shooting death of unarmed black teenager Trayvon Martin - a move
that protesters had been demanding for weeks in the racially
Zimmerman was under arrest at an undisclosed location in
Florida, officials said.
Special prosecutor Angela Corey's decision came 45 days
after the fatal shooting in a quiet gated community in the
central Florida town of Sanford.
Police had declined to arrest Zimmerman, who is white and
Hispanic, based on his account of self-defense, setting off
civil rights demonstrations around the country.
"I can tell you we did not come to this decision lightly,"
Corey told a news conference in Jacksonville.
"Let me emphasize that we do not prosecute by public
pressure or by petition. We prosecute based on the facts of any
given case as well as the laws of the state of Florida."
The decision on whether to charge Zimmerman, for the death
of Martin, 17, had rested with Corey since she was appointed by
Florida's governor on March 22.
The firestorm of protests forced Sanford's police chief to
step aside and the regularly assigned prosecutor to remove
himself from the case on March 22, leading to Corey's
By seeking second-degree murder rather than a lesser charge,
such as manslaughter, Corey reaffirmed her reputation as a
prosecutor who will seek to bring the most serious charge

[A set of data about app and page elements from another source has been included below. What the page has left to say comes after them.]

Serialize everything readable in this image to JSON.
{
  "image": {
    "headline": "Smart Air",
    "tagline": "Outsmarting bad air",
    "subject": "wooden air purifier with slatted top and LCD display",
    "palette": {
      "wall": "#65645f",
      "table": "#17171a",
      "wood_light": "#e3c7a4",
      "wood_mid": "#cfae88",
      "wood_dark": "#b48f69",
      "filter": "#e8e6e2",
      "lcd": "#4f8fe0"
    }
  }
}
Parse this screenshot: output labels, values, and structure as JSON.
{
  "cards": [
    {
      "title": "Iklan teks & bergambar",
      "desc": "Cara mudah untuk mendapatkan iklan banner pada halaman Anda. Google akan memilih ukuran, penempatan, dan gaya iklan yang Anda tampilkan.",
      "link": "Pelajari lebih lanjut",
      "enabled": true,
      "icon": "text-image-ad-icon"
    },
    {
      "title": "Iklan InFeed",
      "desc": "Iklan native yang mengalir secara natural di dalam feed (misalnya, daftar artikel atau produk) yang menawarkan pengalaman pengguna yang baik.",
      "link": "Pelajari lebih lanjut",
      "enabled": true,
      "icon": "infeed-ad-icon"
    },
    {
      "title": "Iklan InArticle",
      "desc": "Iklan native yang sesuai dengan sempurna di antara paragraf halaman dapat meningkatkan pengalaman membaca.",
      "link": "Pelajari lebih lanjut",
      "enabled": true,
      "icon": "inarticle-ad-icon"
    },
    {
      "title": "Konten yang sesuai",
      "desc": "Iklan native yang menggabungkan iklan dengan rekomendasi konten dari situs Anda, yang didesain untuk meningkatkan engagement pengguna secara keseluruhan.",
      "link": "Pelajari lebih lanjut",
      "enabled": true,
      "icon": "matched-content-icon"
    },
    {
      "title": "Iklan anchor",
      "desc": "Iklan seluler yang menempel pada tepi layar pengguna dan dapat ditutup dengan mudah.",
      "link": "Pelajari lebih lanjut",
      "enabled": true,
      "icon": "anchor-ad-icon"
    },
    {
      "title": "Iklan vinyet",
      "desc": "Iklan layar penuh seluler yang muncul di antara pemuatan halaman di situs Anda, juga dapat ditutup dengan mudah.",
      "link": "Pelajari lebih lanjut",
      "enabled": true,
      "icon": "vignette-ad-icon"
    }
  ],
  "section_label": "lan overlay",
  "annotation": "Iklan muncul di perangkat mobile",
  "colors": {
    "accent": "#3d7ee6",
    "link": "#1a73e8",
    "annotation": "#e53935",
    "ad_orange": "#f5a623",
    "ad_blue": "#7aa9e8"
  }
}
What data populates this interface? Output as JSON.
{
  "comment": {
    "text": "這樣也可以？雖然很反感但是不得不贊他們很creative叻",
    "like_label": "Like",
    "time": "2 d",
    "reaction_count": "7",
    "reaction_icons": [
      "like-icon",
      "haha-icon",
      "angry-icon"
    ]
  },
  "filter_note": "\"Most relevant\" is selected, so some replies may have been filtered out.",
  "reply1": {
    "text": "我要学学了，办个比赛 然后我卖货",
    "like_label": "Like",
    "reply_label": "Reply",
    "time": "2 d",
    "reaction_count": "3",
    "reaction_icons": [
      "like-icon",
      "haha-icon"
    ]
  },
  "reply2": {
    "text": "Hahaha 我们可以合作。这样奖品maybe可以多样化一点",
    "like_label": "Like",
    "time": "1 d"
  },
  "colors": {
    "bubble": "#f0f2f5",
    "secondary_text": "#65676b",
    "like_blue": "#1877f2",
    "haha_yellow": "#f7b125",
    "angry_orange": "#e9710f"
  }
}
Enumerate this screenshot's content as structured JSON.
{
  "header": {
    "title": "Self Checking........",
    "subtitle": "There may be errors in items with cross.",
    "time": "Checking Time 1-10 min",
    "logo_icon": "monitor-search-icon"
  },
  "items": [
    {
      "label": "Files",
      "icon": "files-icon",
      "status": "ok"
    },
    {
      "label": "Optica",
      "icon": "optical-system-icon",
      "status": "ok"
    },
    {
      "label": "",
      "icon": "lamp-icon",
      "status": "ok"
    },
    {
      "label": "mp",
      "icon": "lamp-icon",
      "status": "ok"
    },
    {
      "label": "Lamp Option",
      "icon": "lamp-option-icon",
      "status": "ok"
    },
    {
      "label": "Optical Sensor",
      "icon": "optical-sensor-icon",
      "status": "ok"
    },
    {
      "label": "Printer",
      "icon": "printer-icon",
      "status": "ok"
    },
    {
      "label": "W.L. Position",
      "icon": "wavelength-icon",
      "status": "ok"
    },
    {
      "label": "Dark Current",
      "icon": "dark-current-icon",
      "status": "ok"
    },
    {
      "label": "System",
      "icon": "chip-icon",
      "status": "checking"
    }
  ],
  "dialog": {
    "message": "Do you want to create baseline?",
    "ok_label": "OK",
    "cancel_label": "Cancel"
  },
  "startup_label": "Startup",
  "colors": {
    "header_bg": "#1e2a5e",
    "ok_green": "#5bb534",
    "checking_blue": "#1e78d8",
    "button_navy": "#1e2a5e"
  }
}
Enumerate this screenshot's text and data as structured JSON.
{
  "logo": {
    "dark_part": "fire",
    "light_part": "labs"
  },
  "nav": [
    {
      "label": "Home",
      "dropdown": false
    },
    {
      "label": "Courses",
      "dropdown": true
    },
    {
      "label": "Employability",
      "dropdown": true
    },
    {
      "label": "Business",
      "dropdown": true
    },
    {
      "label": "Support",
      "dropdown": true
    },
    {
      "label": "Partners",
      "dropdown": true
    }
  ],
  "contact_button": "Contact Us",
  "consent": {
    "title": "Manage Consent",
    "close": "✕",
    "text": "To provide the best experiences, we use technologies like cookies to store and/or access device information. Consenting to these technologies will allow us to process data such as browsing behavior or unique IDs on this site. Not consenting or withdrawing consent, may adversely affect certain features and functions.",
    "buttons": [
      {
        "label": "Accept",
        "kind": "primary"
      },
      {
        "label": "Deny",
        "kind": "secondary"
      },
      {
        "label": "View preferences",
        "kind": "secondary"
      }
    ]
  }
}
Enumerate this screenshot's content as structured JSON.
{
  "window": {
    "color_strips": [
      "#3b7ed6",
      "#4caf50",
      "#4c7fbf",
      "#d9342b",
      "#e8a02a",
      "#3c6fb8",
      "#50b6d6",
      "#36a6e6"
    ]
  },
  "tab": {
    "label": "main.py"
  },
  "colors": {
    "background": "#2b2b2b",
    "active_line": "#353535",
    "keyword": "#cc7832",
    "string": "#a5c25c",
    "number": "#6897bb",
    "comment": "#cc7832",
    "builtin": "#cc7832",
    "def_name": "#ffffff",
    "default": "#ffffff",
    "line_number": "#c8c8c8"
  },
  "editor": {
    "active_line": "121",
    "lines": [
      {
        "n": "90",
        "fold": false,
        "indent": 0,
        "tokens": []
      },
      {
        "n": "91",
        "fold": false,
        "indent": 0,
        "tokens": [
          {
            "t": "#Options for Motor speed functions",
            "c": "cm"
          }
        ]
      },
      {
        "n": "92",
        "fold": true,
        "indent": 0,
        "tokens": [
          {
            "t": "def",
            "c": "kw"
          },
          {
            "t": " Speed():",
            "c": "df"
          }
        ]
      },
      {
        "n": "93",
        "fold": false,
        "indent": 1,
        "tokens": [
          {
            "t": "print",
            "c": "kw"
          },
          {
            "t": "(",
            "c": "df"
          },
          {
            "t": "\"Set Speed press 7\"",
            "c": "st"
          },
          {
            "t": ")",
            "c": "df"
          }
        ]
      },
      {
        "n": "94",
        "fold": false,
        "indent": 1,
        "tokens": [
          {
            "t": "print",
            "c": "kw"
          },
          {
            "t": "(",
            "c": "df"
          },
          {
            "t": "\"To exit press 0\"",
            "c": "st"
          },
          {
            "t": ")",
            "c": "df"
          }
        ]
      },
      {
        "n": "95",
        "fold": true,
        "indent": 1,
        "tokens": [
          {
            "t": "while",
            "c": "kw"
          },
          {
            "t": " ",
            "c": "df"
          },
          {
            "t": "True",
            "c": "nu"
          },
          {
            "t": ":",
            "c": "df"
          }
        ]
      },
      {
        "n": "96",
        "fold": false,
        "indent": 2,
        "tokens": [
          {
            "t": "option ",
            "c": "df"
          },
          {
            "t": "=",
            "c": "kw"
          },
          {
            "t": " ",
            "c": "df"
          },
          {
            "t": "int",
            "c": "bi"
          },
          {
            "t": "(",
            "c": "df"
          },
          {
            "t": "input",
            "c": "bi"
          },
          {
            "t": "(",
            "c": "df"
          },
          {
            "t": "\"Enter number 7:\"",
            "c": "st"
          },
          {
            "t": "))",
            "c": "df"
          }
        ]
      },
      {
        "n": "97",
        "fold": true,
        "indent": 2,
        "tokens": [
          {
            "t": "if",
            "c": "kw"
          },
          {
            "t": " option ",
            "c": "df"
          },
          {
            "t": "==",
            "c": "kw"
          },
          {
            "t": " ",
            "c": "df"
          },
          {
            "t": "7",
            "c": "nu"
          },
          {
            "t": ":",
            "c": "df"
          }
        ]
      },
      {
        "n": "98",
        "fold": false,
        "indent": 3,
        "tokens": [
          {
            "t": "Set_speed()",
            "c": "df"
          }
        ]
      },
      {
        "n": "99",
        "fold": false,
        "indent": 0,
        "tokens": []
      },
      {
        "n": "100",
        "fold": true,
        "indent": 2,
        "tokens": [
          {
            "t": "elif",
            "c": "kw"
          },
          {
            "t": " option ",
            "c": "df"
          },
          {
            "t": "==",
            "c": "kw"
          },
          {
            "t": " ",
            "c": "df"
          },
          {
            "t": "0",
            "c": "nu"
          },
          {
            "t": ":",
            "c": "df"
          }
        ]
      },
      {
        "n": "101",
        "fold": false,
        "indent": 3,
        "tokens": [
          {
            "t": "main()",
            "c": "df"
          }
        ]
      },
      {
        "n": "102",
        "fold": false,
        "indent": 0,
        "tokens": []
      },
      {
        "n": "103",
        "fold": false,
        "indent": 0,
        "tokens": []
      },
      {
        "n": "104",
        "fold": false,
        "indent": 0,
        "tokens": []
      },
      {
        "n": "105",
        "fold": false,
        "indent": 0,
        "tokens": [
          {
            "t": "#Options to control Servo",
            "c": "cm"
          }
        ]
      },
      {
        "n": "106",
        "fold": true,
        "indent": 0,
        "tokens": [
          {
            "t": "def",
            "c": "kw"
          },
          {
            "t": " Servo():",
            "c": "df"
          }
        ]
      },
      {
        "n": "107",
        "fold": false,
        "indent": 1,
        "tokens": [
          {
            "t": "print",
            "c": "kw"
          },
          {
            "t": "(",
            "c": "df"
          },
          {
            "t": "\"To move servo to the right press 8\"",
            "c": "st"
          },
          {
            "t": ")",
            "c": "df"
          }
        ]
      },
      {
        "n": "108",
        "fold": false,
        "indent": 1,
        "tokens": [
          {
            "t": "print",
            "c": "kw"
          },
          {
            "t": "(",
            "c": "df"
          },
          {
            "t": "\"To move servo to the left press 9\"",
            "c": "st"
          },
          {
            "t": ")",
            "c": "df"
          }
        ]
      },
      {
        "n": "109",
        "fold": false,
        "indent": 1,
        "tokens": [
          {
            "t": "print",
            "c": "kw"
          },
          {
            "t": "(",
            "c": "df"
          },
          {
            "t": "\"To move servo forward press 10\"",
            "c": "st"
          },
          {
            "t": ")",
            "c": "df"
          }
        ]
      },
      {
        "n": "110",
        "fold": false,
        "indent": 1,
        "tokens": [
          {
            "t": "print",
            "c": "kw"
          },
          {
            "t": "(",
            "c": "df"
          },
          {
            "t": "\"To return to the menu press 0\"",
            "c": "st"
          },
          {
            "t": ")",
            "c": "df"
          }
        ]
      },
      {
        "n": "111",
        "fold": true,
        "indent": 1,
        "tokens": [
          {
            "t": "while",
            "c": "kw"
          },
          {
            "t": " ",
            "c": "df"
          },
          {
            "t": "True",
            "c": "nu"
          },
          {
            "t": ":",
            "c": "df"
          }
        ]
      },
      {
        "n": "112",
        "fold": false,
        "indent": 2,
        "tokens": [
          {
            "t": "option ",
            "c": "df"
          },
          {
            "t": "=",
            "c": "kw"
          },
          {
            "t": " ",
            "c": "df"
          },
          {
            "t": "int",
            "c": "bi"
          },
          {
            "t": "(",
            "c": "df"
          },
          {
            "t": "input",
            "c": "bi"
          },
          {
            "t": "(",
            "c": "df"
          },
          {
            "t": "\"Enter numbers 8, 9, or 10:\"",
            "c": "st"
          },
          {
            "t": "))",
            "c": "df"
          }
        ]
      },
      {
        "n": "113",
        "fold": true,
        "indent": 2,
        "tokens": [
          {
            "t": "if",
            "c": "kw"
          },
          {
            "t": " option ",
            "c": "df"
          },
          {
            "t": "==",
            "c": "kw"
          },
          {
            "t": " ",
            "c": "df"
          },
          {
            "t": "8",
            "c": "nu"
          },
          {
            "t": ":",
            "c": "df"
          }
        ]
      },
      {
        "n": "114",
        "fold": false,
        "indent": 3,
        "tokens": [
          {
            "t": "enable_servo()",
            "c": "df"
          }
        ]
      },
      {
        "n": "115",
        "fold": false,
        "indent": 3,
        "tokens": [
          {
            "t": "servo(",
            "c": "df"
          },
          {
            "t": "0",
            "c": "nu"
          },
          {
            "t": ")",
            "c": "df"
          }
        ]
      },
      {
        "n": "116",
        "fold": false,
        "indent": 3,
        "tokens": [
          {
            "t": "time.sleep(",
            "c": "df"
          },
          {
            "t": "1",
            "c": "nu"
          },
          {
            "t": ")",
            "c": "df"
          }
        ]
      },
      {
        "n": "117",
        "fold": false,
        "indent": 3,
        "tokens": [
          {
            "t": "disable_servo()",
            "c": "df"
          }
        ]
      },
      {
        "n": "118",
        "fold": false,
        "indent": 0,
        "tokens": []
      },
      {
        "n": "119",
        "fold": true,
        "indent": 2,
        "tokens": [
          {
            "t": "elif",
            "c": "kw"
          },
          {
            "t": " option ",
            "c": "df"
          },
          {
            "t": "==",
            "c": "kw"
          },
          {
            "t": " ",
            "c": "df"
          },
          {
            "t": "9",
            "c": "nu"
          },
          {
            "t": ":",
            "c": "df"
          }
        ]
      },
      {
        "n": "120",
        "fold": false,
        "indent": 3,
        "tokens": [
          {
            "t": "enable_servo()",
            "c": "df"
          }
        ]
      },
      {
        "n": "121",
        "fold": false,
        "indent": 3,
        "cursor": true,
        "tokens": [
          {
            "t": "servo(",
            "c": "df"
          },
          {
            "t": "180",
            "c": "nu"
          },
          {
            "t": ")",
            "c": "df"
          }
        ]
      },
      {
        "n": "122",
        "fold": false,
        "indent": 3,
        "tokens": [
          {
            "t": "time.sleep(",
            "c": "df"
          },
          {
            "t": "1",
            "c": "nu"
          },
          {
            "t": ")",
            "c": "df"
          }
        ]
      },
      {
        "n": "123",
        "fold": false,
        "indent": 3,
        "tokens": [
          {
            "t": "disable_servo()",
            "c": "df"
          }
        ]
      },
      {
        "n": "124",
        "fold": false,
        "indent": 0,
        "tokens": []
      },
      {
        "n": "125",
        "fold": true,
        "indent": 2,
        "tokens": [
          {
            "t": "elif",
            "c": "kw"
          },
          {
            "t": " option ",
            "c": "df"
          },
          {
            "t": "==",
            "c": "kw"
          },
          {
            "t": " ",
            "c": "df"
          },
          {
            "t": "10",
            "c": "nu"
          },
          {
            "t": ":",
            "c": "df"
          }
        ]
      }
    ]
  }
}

possible. If convicted, Zimmerman could face a prison sentence
of up to 25 years to life.
Zimmerman said he acted in self-defense during a
confrontation with the unarmed Martin on Feb. 26.
As the basis for their refusal to arrest Zimmerman, police
cited Florida's "Stand Your Ground" law, which allows people to
use deadly force when they believe they are in danger of being
killed or suffering great bodily harm.
The shooting received scant media attention at first, but
Martin's parents and lawyers kept making public calls for
Zimmerman's arrest. That eventually led to a media frenzy, and
outraged online messages by celebrities about the case. Even
President Barack Obama commented on the case, saying: "If I had
a son, he would look like Trayvon."
The disputed facts surrounding the shooting have been picked
apart endlessly by television commentators while dominating the
headlines and reigniting a discussion about guns, self-defense
laws and what it means to be black in America.
Zimmerman's relatives and supporters have insisted he is not
racist and has been unfairly vilified. They said he feared for
his life during his altercation with Martin and was justified in
using deadly force.
The case took an unexpected turn on Tuesday when the two
lawyers representing Zimmerman, Craig Sonner and Hal Uhrig,
dropped him as a client because they said they had lost contact
with him. They asserted, however, that he had left Florida.